No doubt you have seen and heard of people tracking their sleep, ensuring they’re getting enough REM throughout the night to recover appropriately from their training.
So why is this so important?
Other than the term ‘rest and digest’ which is specifically our parasympathetic nervous system taking over, getting enough sleep allows for our body to repair and restore to keep us going for the next day. There are a few important factors we should look at to ensure we are treating our body to the sleep it deserves.
HRV – Heart Rate Variability
Heart rate variability refers to the variation we have between heart beats. Using this variable to track your sleep is important as it is an indicator of how our autonomic nervous system is working. To be more specific, a higher HRV indicates, a higher level of resilience and flexibility within your hormonal system. The higher the HRV ultimately shows that your body has the ability to perform at a higher level.
Although it is highly individual and you should track it over time to ensure the data is accurate to you, an average HRV for younger individuals will be in the 55-105 range.Any HRV lower than this is shown when either the sympathetic nervous system is taking over or the latter, the autonomic nervous system.
So how do we use this and change our habits to improve it?
Looking at things like stress, training intensity, rest days and appropriate nutrition will all have a positive or negative effect on your result.
If possible, with an Apple Watch or Fitbit, start tracking it and see what small life alterations you can make to improve it.
Also know as ‘Rapid Eye Movement’.
This is the period of sleep in which your brain is being repaired for increased memory retention, increased capacity to think and process things the next day. It is vital for long term education and growth. Rem sleep is also the state in which you dream and have the most brain activity – unfortunately decreasing in time as you age.
So how do we optimise the amount we get every night?
By ensuring that we get enough hours to have full cycles of both deep and REM sleep – so jump into bed those few hours early where possible. Every minute counts.

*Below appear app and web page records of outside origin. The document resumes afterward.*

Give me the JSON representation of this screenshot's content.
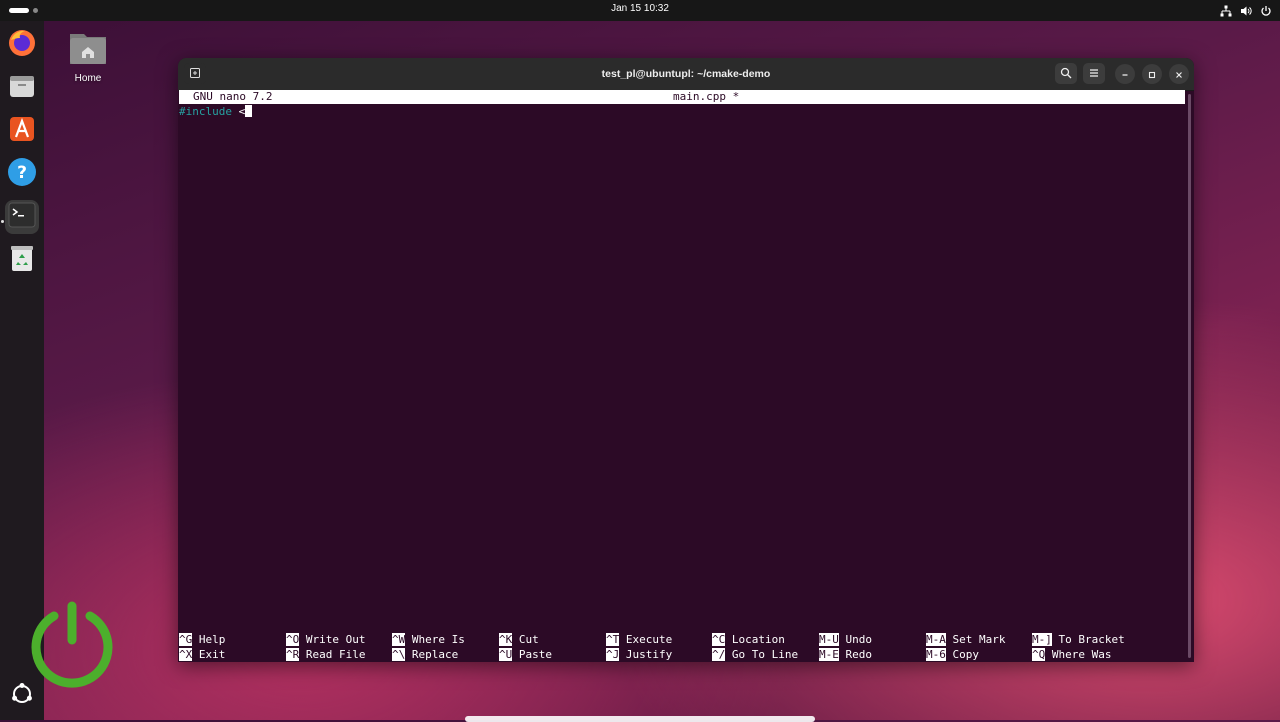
{
  "topbar": {
    "clock": "Jan 15  10:32",
    "status_icons": [
      "network-icon",
      "volume-icon",
      "power-icon"
    ]
  },
  "dock": {
    "items": [
      {
        "name": "firefox-icon",
        "active": false,
        "running": false
      },
      {
        "name": "files-icon",
        "active": false,
        "running": false
      },
      {
        "name": "app-center-icon",
        "active": false,
        "running": false
      },
      {
        "name": "help-icon",
        "active": false,
        "running": false
      },
      {
        "name": "terminal-icon",
        "active": true,
        "running": true
      },
      {
        "name": "trash-icon",
        "active": false,
        "running": false
      }
    ],
    "show_apps": "ubuntu-logo-icon"
  },
  "desktop": {
    "home_label": "Home"
  },
  "window": {
    "title": "test_pl@ubuntupl: ~/cmake-demo"
  },
  "nano": {
    "version": "GNU nano 7.2",
    "filename": "main.cpp *",
    "line1_directive": "#include",
    "line1_rest": " <",
    "shortcuts_row1": [
      {
        "key": "^G",
        "label": "Help"
      },
      {
        "key": "^O",
        "label": "Write Out"
      },
      {
        "key": "^W",
        "label": "Where Is"
      },
      {
        "key": "^K",
        "label": "Cut"
      },
      {
        "key": "^T",
        "label": "Execute"
      },
      {
        "key": "^C",
        "label": "Location"
      },
      {
        "key": "M-U",
        "label": "Undo"
      },
      {
        "key": "M-A",
        "label": "Set Mark"
      },
      {
        "key": "M-]",
        "label": "To Bracket"
      }
    ],
    "shortcuts_row2": [
      {
        "key": "^X",
        "label": "Exit"
      },
      {
        "key": "^R",
        "label": "Read File"
      },
      {
        "key": "^\\",
        "label": "Replace"
      },
      {
        "key": "^U",
        "label": "Paste"
      },
      {
        "key": "^J",
        "label": "Justify"
      },
      {
        "key": "^/",
        "label": "Go To Line"
      },
      {
        "key": "M-E",
        "label": "Redo"
      },
      {
        "key": "M-6",
        "label": "Copy"
      },
      {
        "key": "^Q",
        "label": "Where Was"
      }
    ]
  },
  "colors": {
    "terminal_bg": "#2c0a26",
    "preprocessor": "#26a0a0",
    "topbar": "#171717"
  }
}
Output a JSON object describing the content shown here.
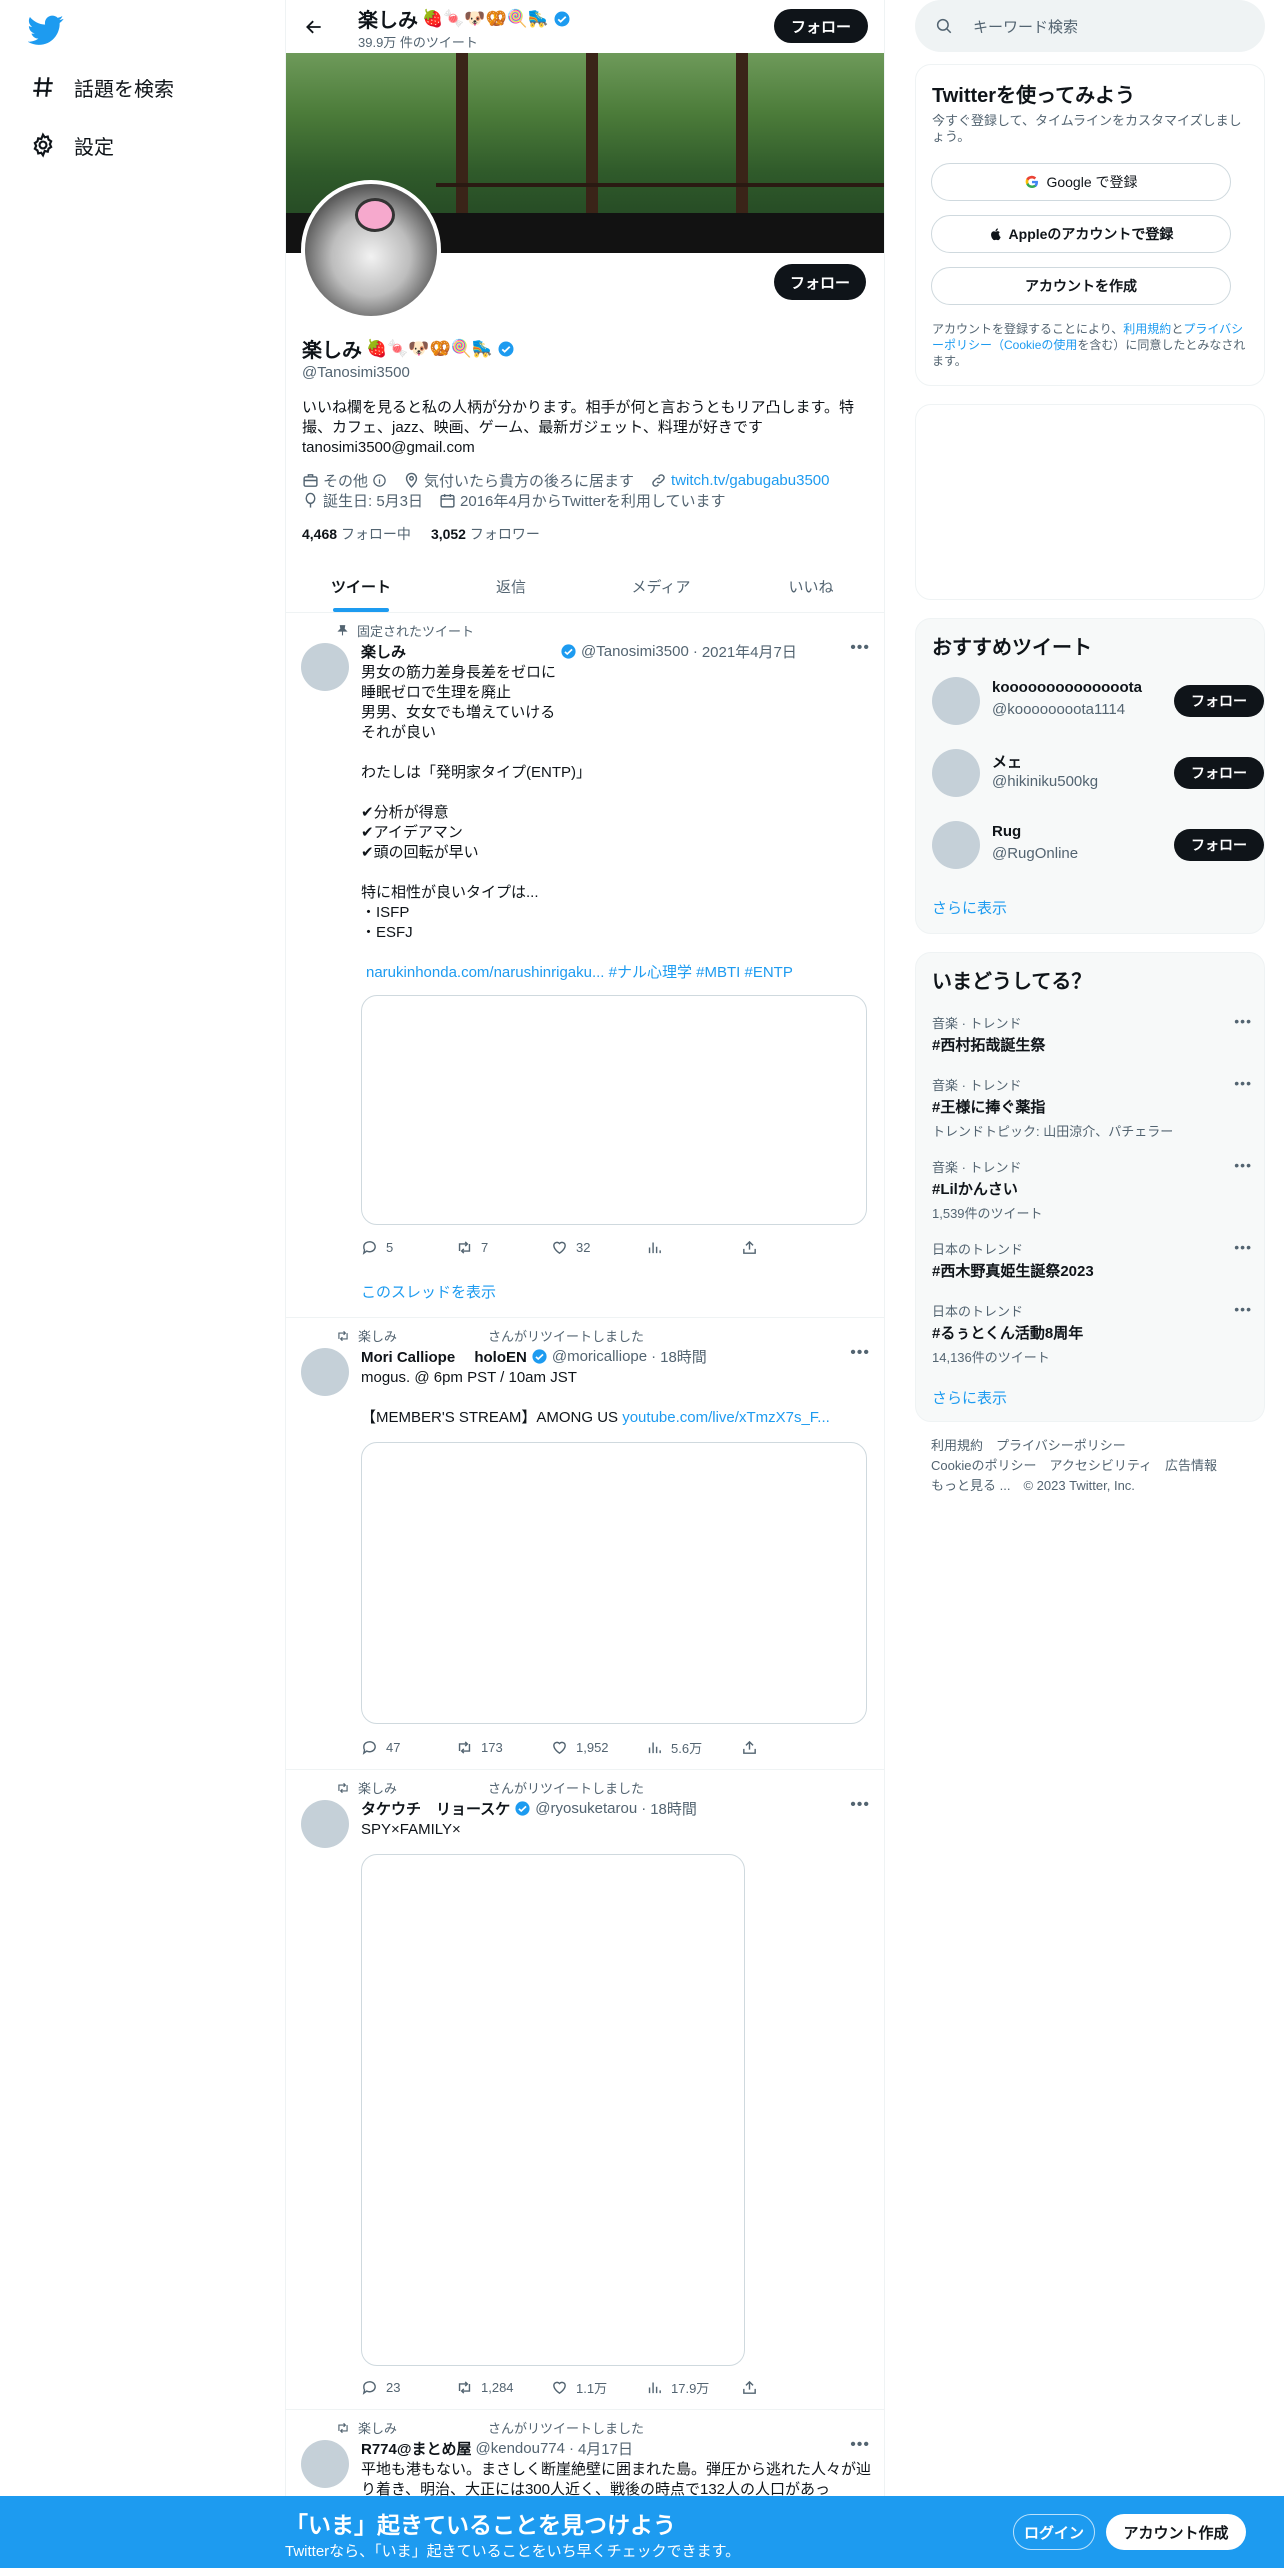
{
  "nav": {
    "explore_label": "話題を検索",
    "settings_label": "設定"
  },
  "header": {
    "name": "楽しみ",
    "emoji": "🍓🍬🐶🥨🍭🛼",
    "tweet_count": "39.9万 件のツイート",
    "follow_label": "フォロー"
  },
  "profile": {
    "name": "楽しみ",
    "emoji": "🍓🍬🐶🥨🍭🛼",
    "handle": "@Tanosimi3500",
    "follow_label": "フォロー",
    "bio": "いいね欄を見ると私の人柄が分かります。相手が何と言おうともリア凸します。特撮、カフェ、jazz、映画、ゲーム、最新ガジェット、料理が好きです\ntanosimi3500@gmail.com",
    "category": "その他",
    "location": "気付いたら貴方の後ろに居ます",
    "url": "twitch.tv/gabugabu3500",
    "birthday": "誕生日: 5月3日",
    "joined": "2016年4月からTwitterを利用しています",
    "following_count": "4,468",
    "following_label": "フォロー中",
    "followers_count": "3,052",
    "followers_label": "フォロワー"
  },
  "tabs": [
    "ツイート",
    "返信",
    "メディア",
    "いいね"
  ],
  "tweets": [
    {
      "context": "固定されたツイート",
      "name": "楽しみ",
      "handle": "@Tanosimi3500",
      "date": "2021年4月7日",
      "text": "男女の筋力差身長差をゼロに\n睡眠ゼロで生理を廃止\n男男、女女でも増えていける\nそれが良い\n\nわたしは「発明家タイプ(ENTP)」\n\n✔分析が得意\n✔アイデアマン\n✔頭の回転が早い\n\n特に相性が良いタイプは...\n・ISFP\n・ESFJ",
      "links": "narukinhonda.com/narushinrigaku... #ナル心理学 #MBTI #ENTP",
      "replies": "5",
      "retweets": "7",
      "likes": "32",
      "show_thread": "このスレッドを表示"
    },
    {
      "context": "楽しみ　　　　　　　さんがリツイートしました",
      "name": "Mori Calliope　 holoEN",
      "handle": "@moricalliope",
      "date": "18時間",
      "text": "mogus. @ 6pm PST / 10am JST\n\n【MEMBER'S STREAM】AMONG US ",
      "link": "youtube.com/live/xTmzX7s_F...",
      "replies": "47",
      "retweets": "173",
      "likes": "1,952",
      "views": "5.6万"
    },
    {
      "context": "楽しみ　　　　　　　さんがリツイートしました",
      "name": "タケウチ　リョースケ",
      "handle": "@ryosuketarou",
      "date": "18時間",
      "text": "SPY×FAMILY×",
      "replies": "23",
      "retweets": "1,284",
      "likes": "1.1万",
      "views": "17.9万"
    },
    {
      "context": "楽しみ　　　　　　　さんがリツイートしました",
      "name": "R774@まとめ屋",
      "handle": "@kendou774",
      "date": "4月17日",
      "text": "平地も港もない。まさしく断崖絶壁に囲まれた島。弾圧から逃れた人々が辿り着き、明治、大正には300人近く、戦後の時点で132人の人口があっ"
    }
  ],
  "search": {
    "placeholder": "キーワード検索"
  },
  "signup": {
    "title": "Twitterを使ってみよう",
    "subtitle": "今すぐ登録して、タイムラインをカスタマイズしましょう。",
    "google": "Google で登録",
    "apple": "Appleのアカウントで登録",
    "create": "アカウントを作成",
    "legal_1": "アカウントを登録することにより、",
    "legal_terms": "利用規約",
    "legal_and": "と",
    "legal_privacy": "プライバシーポリシー",
    "legal_cookie": "（Cookieの使用",
    "legal_2": "を含む）に同意したとみなされます。"
  },
  "recommended": {
    "title": "おすすめツイート",
    "users": [
      {
        "name": "koooooooooooooota",
        "handle": "@koooooooota1114",
        "button": "フォロー"
      },
      {
        "name": "メェ",
        "handle": "@hikiniku500kg",
        "button": "フォロー"
      },
      {
        "name": "Rug",
        "handle": "@RugOnline",
        "button": "フォロー"
      }
    ],
    "show_more": "さらに表示"
  },
  "trends": {
    "title": "いまどうしてる？",
    "items": [
      {
        "category": "音楽 · トレンド",
        "title": "#西村拓哉誕生祭",
        "extra": ""
      },
      {
        "category": "音楽 · トレンド",
        "title": "#王様に捧ぐ薬指",
        "extra": "トレンドトピック: 山田涼介、パチェラー"
      },
      {
        "category": "音楽 · トレンド",
        "title": "#Lilかんさい",
        "extra": "1,539件のツイート"
      },
      {
        "category": "日本のトレンド",
        "title": "#西木野真姫生誕祭2023",
        "extra": ""
      },
      {
        "category": "日本のトレンド",
        "title": "#るぅとくん活動8周年",
        "extra": "14,136件のツイート"
      }
    ],
    "show_more": "さらに表示"
  },
  "footer": {
    "line1": "利用規約　プライバシーポリシー",
    "line2": "Cookieのポリシー　アクセシビリティ　広告情報",
    "line3": "もっと見る ...　© 2023 Twitter, Inc."
  },
  "bottom": {
    "title": "「いま」起きていることを見つけよう",
    "subtitle": "Twitterなら、「いま」起きていることをいち早くチェックできます。",
    "login": "ログイン",
    "signup": "アカウント作成"
  },
  "colors": {
    "accent": "#1d9bf0",
    "text": "#0f1419",
    "muted": "#536471"
  }
}
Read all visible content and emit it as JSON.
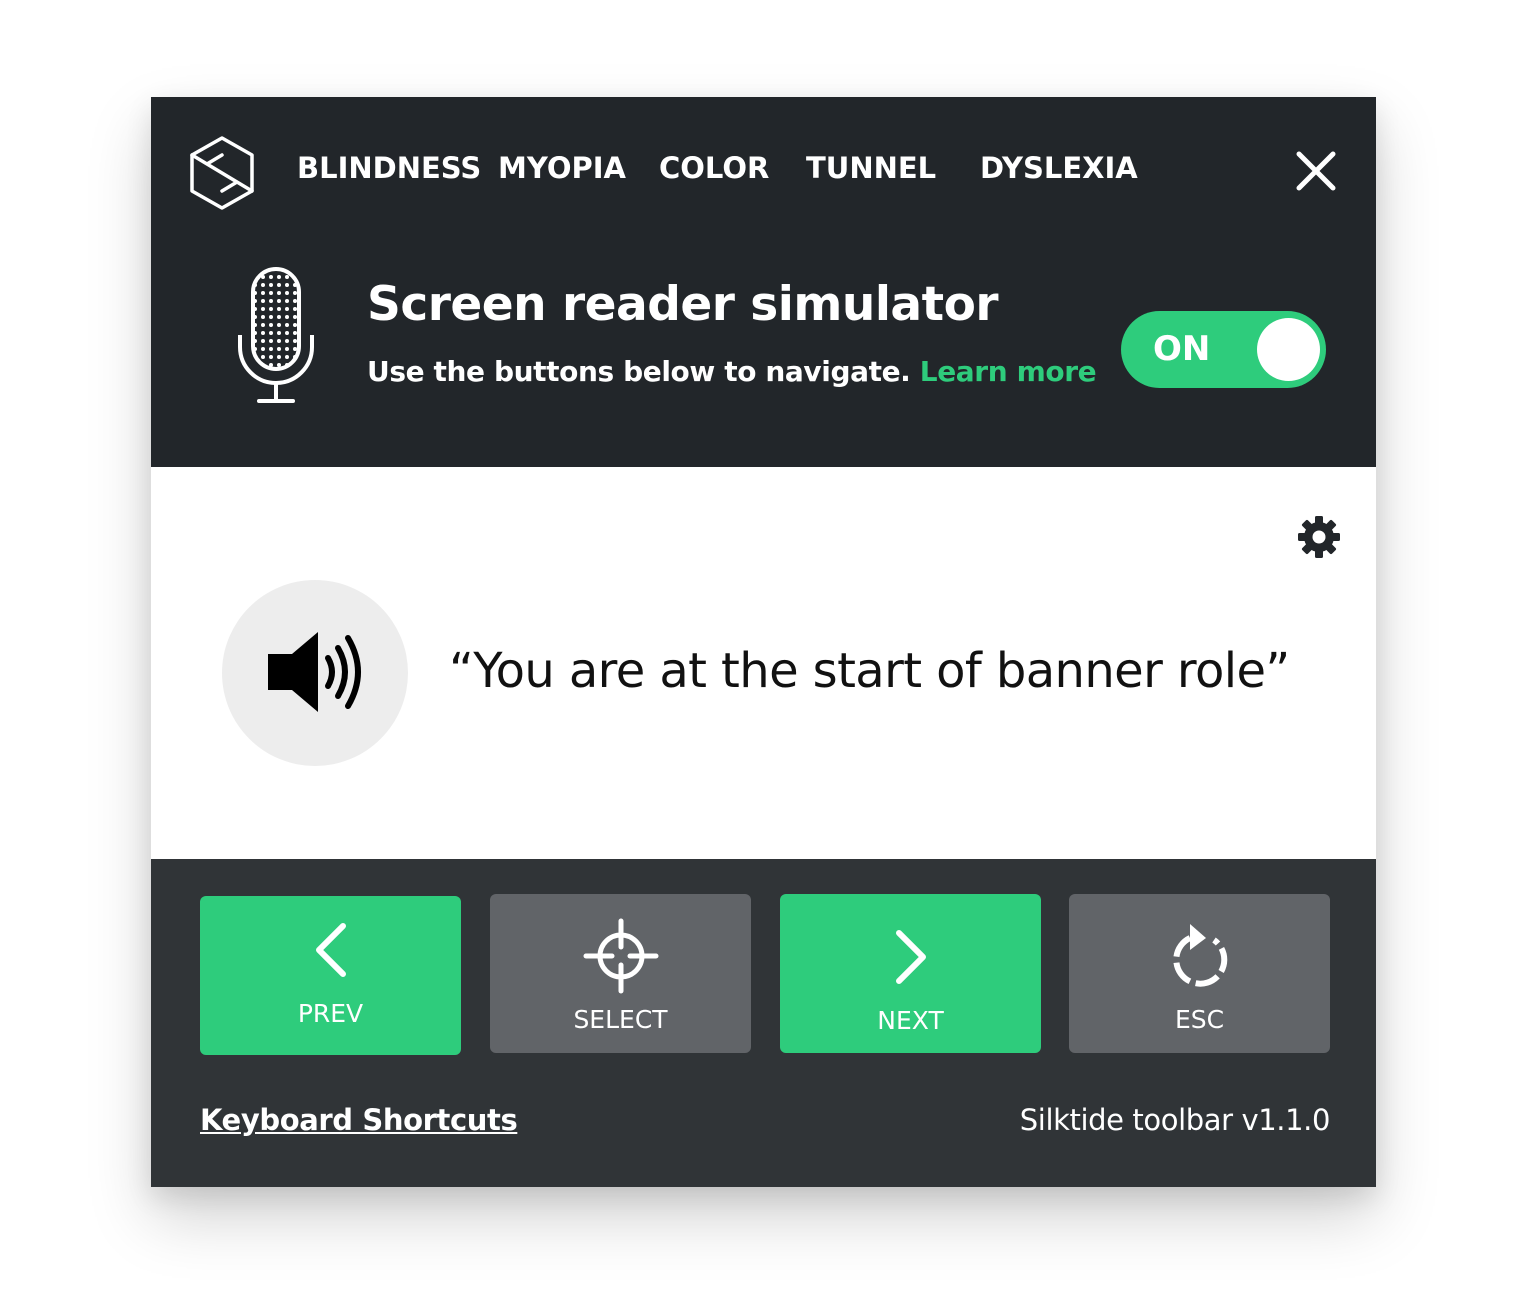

The amount of time we get every night is also important – looking back at REM sleep, there are also 3 other stages of sleep that play a key part in our function day to day.
Let’s look at the non- REM stages:
Stage 1 – when you’re first heading to sleep and your transitioning from being awake to drifting off. It is the lightest sleep stage your body will experience.
Stage 2 – the stage before you enter deep sleep. This is when your muscle and body relaxes, your heart rate slows and your eye movements stop. Your brain activity is also reduced. Stage 2 is where you will spend majority of the night, it is the most repeated stage within the cycle.
Stage 3 – the deepest of all stages. This is the stage that you need to have to feel refreshed when you wake up. Your brain waves almost entirely stop and it will nearly be impossible to wake you. Your heart rate will be at its lowest and you will be at a point of complete relaxation.
Now the length of time for sleep is not specific as every individual is different and can appropriately function with more or less hours.
What Is important is that we make sure we are providing our own bodies with the time required to see what we actually need and not assume that 4 hours is sufficient. This may mean we need to prioritise sleep over training super early or super late, or to leave a social occasion an hour earlier.
If we are consistent we will get to know our bodies better and treat them to the sleep they deserve.
So what have we been doing to track our sleep?
This alarm clock app features the ability to use your microphone on your device to monitor your movements, breathing and even snoring through the night to monitor your quality of sleep.
It even provides the option to measure your waking Heart rate using your pointer finger to the camera upon waking.
This is then combined with the health app to calculate your HRV.
The benefit of this app is it can also be used to wake you gently within a 30 minute window to ensure you are not suddenly woken from your deep sleep.
This app can also be used directly on your Apple Watch if you need to have a quieter alarm for those early morning gym sessions 😉
Free option available or the pro version is $2.49 in the Apple Store.
Again, using an Apple Watch, this looks further into your heart rate patterns, your stillness and your waking heart rate.
Using this information is can notify you of your readiness score for the day based on your recovery from the day prior. For optimal results, upon waking, it is recommended to use the breathe app provided on your watch to monitor your HRV.
It analyses data and provides you with trends and offers suggestions to optimise sleep every night.
We found this particularly useful for our crazy schedules and every changing working hours.
Available for $5.99
This app unfortunately does not offer a free version, but is totally worth the extra few dollars.
Give sleep tracking a go and see how you are trending in the next few weeks!
Marcelo Campos, M. (2020). Heart rate variability: A new way to track well-being – Harvard Health Blog. Retrieved 8 June 2020, from https://www.health.harvard.edu/blog/heart-rate-variability-new-way-track-well-2017112212789
Normative Elite HRV Scores by Age and Gender – Elite HRV. (2020). Retrieved 17 June 2020, from https://elitehrv.com/normal-heart-rate-variability-age-gender